PHL238 Logical & Critical Thinking

Lead Faculty: Dr. Melinda Campbell

Course Description

Introduction to the fundamentals of logic and critical thinking. Focuses on the core skills of logical analysis, argumentation, recognition of fallacious reasoning, linguistic structural analysis, introductory levels of propositional and categorical argumentation, and various forms of inductive reasoning.

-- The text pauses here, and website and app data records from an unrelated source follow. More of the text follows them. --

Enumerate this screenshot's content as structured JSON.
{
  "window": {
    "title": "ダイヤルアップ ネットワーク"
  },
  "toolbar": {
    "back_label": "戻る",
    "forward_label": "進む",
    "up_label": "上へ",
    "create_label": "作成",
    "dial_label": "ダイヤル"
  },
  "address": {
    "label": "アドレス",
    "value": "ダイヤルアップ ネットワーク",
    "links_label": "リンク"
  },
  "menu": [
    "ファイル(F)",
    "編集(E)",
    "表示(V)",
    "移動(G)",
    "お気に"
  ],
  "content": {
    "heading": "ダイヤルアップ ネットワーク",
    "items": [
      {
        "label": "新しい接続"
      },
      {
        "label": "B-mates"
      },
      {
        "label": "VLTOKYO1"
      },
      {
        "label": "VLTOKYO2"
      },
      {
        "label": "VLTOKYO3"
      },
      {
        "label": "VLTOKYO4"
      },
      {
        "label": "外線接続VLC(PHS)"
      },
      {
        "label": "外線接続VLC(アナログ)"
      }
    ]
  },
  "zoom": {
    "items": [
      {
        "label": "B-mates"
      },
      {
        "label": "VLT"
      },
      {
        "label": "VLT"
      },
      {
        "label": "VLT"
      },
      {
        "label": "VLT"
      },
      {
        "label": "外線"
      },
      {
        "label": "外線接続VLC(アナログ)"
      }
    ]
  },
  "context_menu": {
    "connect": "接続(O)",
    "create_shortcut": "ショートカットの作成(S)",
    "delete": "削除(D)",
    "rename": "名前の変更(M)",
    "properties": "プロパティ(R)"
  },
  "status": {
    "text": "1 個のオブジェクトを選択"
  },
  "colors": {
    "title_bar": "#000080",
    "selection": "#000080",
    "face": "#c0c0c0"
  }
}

Broadens the student's abilities to engage in the lifelong-learning processes of self-inquiry and self-reflection and promotes effective communication and an awareness of diverse perspectives in all areas of thought and inquiry.

Learning Outcomes

  • Demonstrate a firm grasp of logical concepts and critical-thinking skills through the creation of arguments, written critiques, and position papers in which the student expresses and assesses his or her own beliefs and ideas and assesses and evaluates the beliefs and ideas of others.
  • Recognize the importance of seeing issues from diverse perspectives in fostering self-reflection, curiosity, civic-mindedness, personal initiative, and intellectual independence throughout one's lifetime.
  • Utilize principles of logic and critical thinking as tools that support lifelong learning and enable a comprehensive approach to tasks requiring analysis and evaluation of competing points of view.
  • Critically assess the credibility and value of information sources and various forms of media that purport to transmit knowledge and information.
  • Identify arguments, reasons, conclusions, premises, and suppressed assumptions present in all areas of human discourse.
  • Recognize the kinds of ambiguities that cloud language and the formal and informal fallacies that obscure rational thinking in all areas of life.
  • Compose a sophisticated argumentative research paper that critically analyzes, evaluates, and responds to another author's argument for a position on a significant issue using the particular formatting and documentation style appropriate to their discipline.